“We have had a good discussion and today I can say both races were 10 out of 10 in terms of listening to instructions and riding the way he should be riding – he can ride.

“On Relentless Me, he listened to a tee. I said ‘when they slow down, you pull out and go’ and that won him the race, everyone got caught up, trapped and he pulled out and made ground around them.

“Good on him and if he continues to take advice and ride the way he did today, he will be getting a lot more support from trainers.”

Whyte has now delivered four of Chan’s 15 winners this season. His win on General’s Delight marked his first Class Two win this season and the horse’s first win in Hong Kong after arriving from Australia with a big reputation.

Alfred Chan pushes home General’s Delight at Sha Tin.

“Last start he was three-wide the whole way then he got chopped out, I don’t think anyone takes into account what a big animal he is,” Whyte said. “When you lose momentum like that, especially at the 300m, those horses struggle to pick it up again. Today the instructions were clear, go back to midfield or worse then pull him out at the top of the straight and he will give a kick.”

Whyte managed to train two of the top three in the race with Uncle Steve ($121) dashing home for third under Ben So Tik-hung.

Moreira puts on an undercard Show

While it was the first Group One day this season where Joao Moreira wasn’t front and centre in the features, the Brazilian still walked away with three winners to push his buffer over Zac Purton in the jockeys’ premiership out to three.

Moreira saluted aboard Chairman Lo, Fantastic Show and Computer Patch, with the John Size-trained Chairman Lo breaking through for his maiden win at start 15 after five seconds.

Joao Moreira wins on Computer Patch.

Fantastic Show and Richard Gibson’s Wellington entered the Class Three Vengeance Of Rain Handicap (1,400m) chasing a fourth straight win and it was Me Tsui Yu-sak’s five-year-old that prevailed.

“He’s capable and I know he is a very nice horse. In the class he’s been in lately he was always going to win if he does things correctly, but sometimes he can miss the start,” said Moreira, who was vigorous in his efforts to fire up Fantastic Show behind the gates. “Me Tsui and I discussed last start when he won, that if we were able to get him to jump out of the gates and get himself a little bit closer, he wouldn’t find it so difficult to win. I dug him up, I switched him on and he responded, he jumped out and put himself much closer than he was earlier in the season.”
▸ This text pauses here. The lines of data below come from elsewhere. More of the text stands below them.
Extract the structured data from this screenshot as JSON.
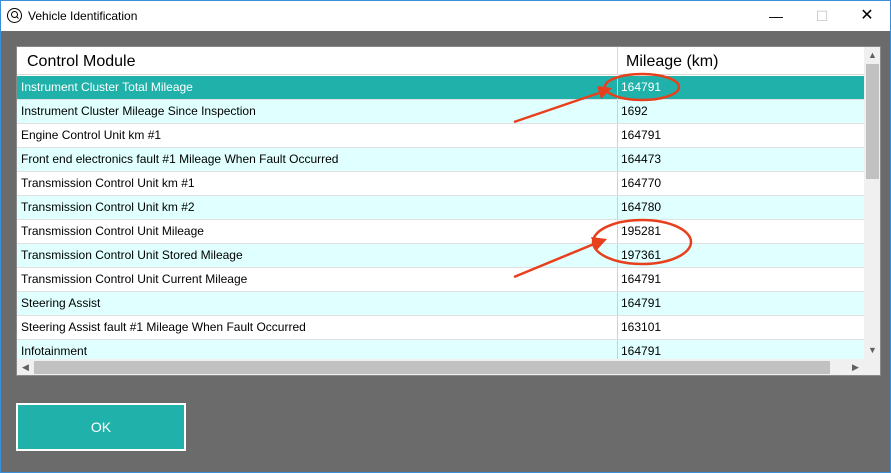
{
  "window": {
    "title": "Vehicle Identification",
    "icons": {
      "app": "magnifier-icon",
      "minimize": "minimize-icon",
      "maximize": "maximize-icon",
      "close": "close-icon"
    },
    "minimize_glyph": "—",
    "maximize_glyph": "☐",
    "close_glyph": "✕"
  },
  "grid": {
    "columns": [
      "Control Module",
      "Mileage (km)"
    ],
    "rows": [
      {
        "module": "Instrument Cluster Total Mileage",
        "mileage": "164791"
      },
      {
        "module": "Instrument Cluster Mileage Since Inspection",
        "mileage": "1692"
      },
      {
        "module": "Engine Control Unit km #1",
        "mileage": "164791"
      },
      {
        "module": "Front end electronics fault #1 Mileage When Fault Occurred",
        "mileage": "164473"
      },
      {
        "module": "Transmission Control Unit km #1",
        "mileage": "164770"
      },
      {
        "module": "Transmission Control Unit km #2",
        "mileage": "164780"
      },
      {
        "module": "Transmission Control Unit Mileage",
        "mileage": "195281"
      },
      {
        "module": "Transmission Control Unit Stored Mileage",
        "mileage": "197361"
      },
      {
        "module": "Transmission Control Unit Current Mileage",
        "mileage": "164791"
      },
      {
        "module": "Steering Assist",
        "mileage": "164791"
      },
      {
        "module": "Steering Assist fault #1 Mileage When Fault Occurred",
        "mileage": "163101"
      },
      {
        "module": "Infotainment",
        "mileage": "164791"
      }
    ],
    "selected_row": 0,
    "scroll_glyphs": {
      "up": "▲",
      "down": "▼",
      "left": "◀",
      "right": "▶"
    }
  },
  "colors": {
    "selection": "#20b2aa",
    "alt_row": "#e0ffff",
    "annotation": "#e8401c",
    "background": "#6b6b6b"
  },
  "ok_button": {
    "label": "OK"
  }
}
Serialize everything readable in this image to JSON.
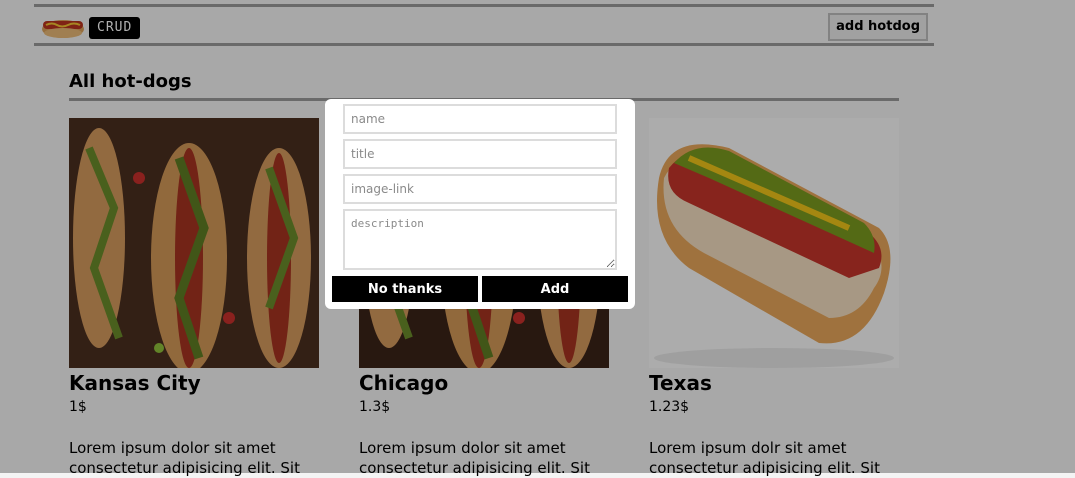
{
  "header": {
    "logo_icon": "hotdog-logo-icon",
    "badge": "CRUD",
    "add_button": "add hotdog"
  },
  "section": {
    "title": "All hot-dogs"
  },
  "cards": [
    {
      "name": "Kansas City",
      "price": "1$",
      "description": "Lorem ipsum dolor sit amet consectetur adipisicing elit. Sit"
    },
    {
      "name": "Chicago",
      "price": "1.3$",
      "description": "Lorem ipsum dolor sit amet consectetur adipisicing elit. Sit"
    },
    {
      "name": "Texas",
      "price": "1.23$",
      "description": "Lorem ipsum dolr sit amet consectetur adipisicing elit. Sit"
    }
  ],
  "modal": {
    "name_placeholder": "name",
    "title_placeholder": "title",
    "image_placeholder": "image-link",
    "description_placeholder": "description",
    "cancel_label": "No thanks",
    "add_label": "Add"
  },
  "colors": {
    "overlay": "#000000",
    "button": "#000000",
    "rule": "#9a9a9a"
  }
}
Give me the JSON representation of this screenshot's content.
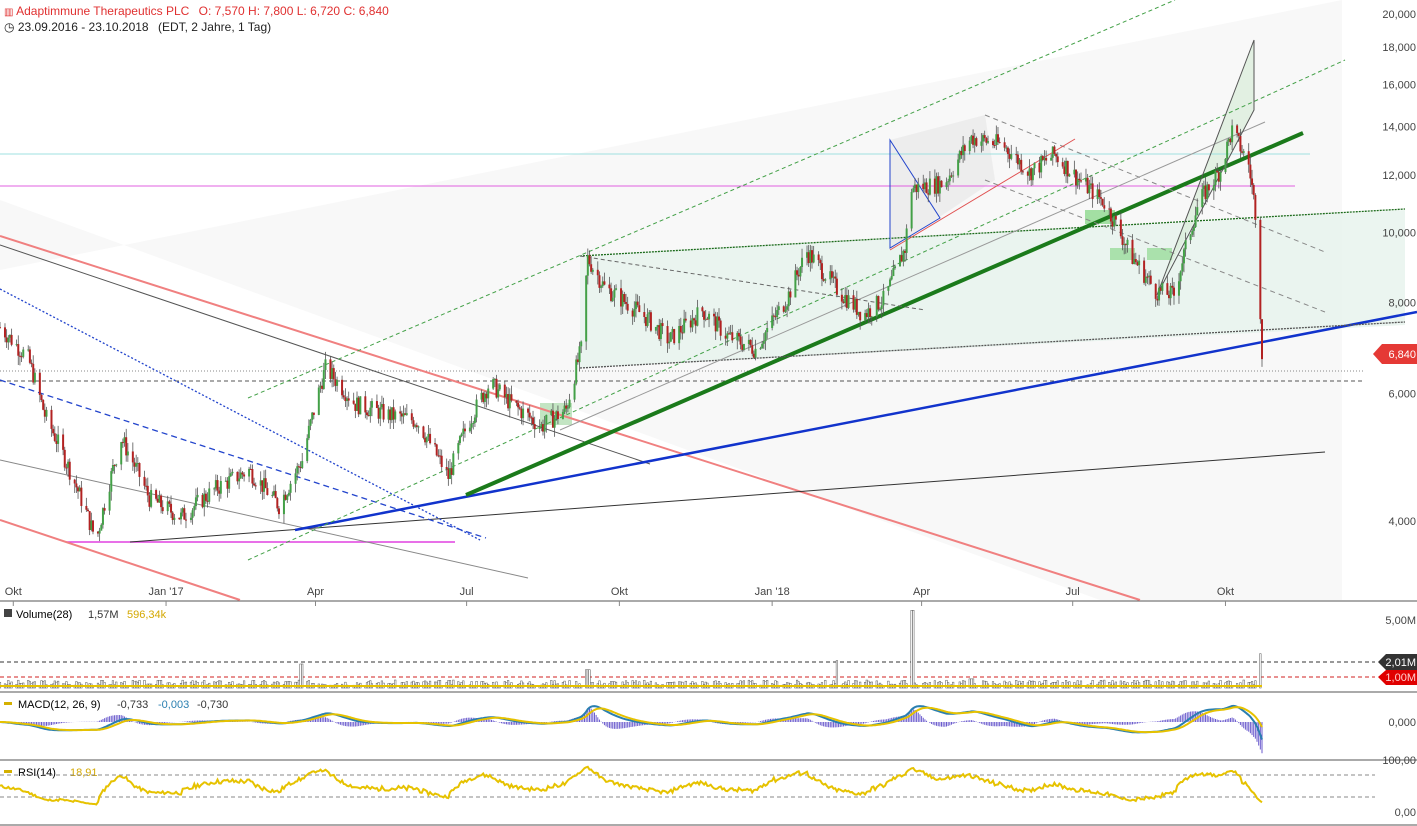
{
  "header": {
    "title": "Adaptimmune Therapeutics PLC",
    "ohlc": "O: 7,570  H: 7,800  L: 6,720  C: 6,840",
    "range": "23.09.2016 - 23.10.2018",
    "range_info": "(EDT, 2 Jahre, 1 Tag)"
  },
  "colors": {
    "up": "#43a047",
    "down": "#b22222",
    "accent": "#e53935",
    "volume_ma": "#e6c200"
  },
  "chart_data": [
    {
      "type": "line",
      "title": "Adaptimmune Therapeutics PLC",
      "scale": "log",
      "ylim": [
        3.2,
        21
      ],
      "y_ticks": [
        "20,000",
        "18,000",
        "16,000",
        "14,000",
        "12,000",
        "10,000",
        "8,000",
        "6,000",
        "4,000"
      ],
      "x_ticks": [
        "Okt",
        "Jan '17",
        "Apr",
        "Jul",
        "Okt",
        "Jan '18",
        "Apr",
        "Jul",
        "Okt"
      ],
      "last_price_label": "6,840",
      "x": [
        "2016-09-23",
        "2016-10-10",
        "2016-10-20",
        "2016-11-04",
        "2016-11-20",
        "2016-12-05",
        "2016-12-22",
        "2017-01-10",
        "2017-02-01",
        "2017-02-20",
        "2017-03-10",
        "2017-03-24",
        "2017-04-07",
        "2017-04-25",
        "2017-05-15",
        "2017-06-01",
        "2017-06-20",
        "2017-07-01",
        "2017-07-15",
        "2017-07-28",
        "2017-08-15",
        "2017-08-30",
        "2017-09-08",
        "2017-09-12",
        "2017-09-22",
        "2017-10-15",
        "2017-10-31",
        "2017-11-20",
        "2017-12-05",
        "2017-12-22",
        "2018-01-10",
        "2018-01-22",
        "2018-02-10",
        "2018-02-25",
        "2018-03-10",
        "2018-03-22",
        "2018-03-26",
        "2018-04-15",
        "2018-05-01",
        "2018-05-20",
        "2018-06-05",
        "2018-06-20",
        "2018-07-05",
        "2018-07-20",
        "2018-08-05",
        "2018-08-20",
        "2018-08-31",
        "2018-09-15",
        "2018-09-28",
        "2018-10-05",
        "2018-10-15",
        "2018-10-19",
        "2018-10-23"
      ],
      "series": [
        {
          "values": [
            7.4,
            6.7,
            5.6,
            4.7,
            3.75,
            5.2,
            4.3,
            4.05,
            4.45,
            4.7,
            4.2,
            4.85,
            6.5,
            5.8,
            5.6,
            5.5,
            4.6,
            5.4,
            6.2,
            5.8,
            5.4,
            5.7,
            6.9,
            9.2,
            8.4,
            7.7,
            7.1,
            7.8,
            7.2,
            6.9,
            8.1,
            9.4,
            8.3,
            7.7,
            8.1,
            9.5,
            11.5,
            11.7,
            13.5,
            13.2,
            12.1,
            12.8,
            11.8,
            11.0,
            9.3,
            8.3,
            8.2,
            11.0,
            12.2,
            13.8,
            12.4,
            10.7,
            6.84
          ]
        }
      ]
    },
    {
      "type": "bar",
      "title": "Volume(28)",
      "legend": [
        "1,57M",
        "596,34k"
      ],
      "y_ticks": [
        "5,00M"
      ],
      "marker_labels": [
        "2,01M",
        "1,00M"
      ],
      "x": [
        "2016-09-23",
        "2016-11-04",
        "2016-12-22",
        "2017-02-20",
        "2017-03-24",
        "2017-05-15",
        "2017-07-15",
        "2017-09-12",
        "2017-10-31",
        "2017-12-22",
        "2018-02-10",
        "2018-03-26",
        "2018-05-01",
        "2018-06-20",
        "2018-08-05",
        "2018-09-15",
        "2018-10-15",
        "2018-10-22"
      ],
      "values": [
        0.5,
        0.3,
        0.35,
        0.3,
        2.1,
        0.4,
        0.3,
        1.6,
        0.5,
        0.4,
        2.4,
        6.8,
        0.8,
        0.5,
        0.5,
        0.6,
        0.5,
        3.0
      ]
    },
    {
      "type": "line",
      "title": "MACD(12, 26, 9)",
      "legend": [
        "-0,733",
        "-0,003",
        "-0,730"
      ],
      "y_ticks": [
        "0,000"
      ]
    },
    {
      "type": "line",
      "title": "RSI(14)",
      "legend": [
        "18,91"
      ],
      "y_ticks": [
        "100,00",
        "0,00"
      ]
    }
  ]
}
Joao Moreira celebrates his win on Fantastic Show at Sha Tin.

Computer Patch notched his third win at start seven in the Class Two Silent Witness Handicap (1,200m), saluting as the $2.40 favourite and giving Moreira the feel of a horse who is going places.

“He’s only three years old and to win in the class that he’s in when he’s not down the bottom of the weights, only good horses do that,” he said. “He’s far off the level he is going to get to.”

Comments1Comments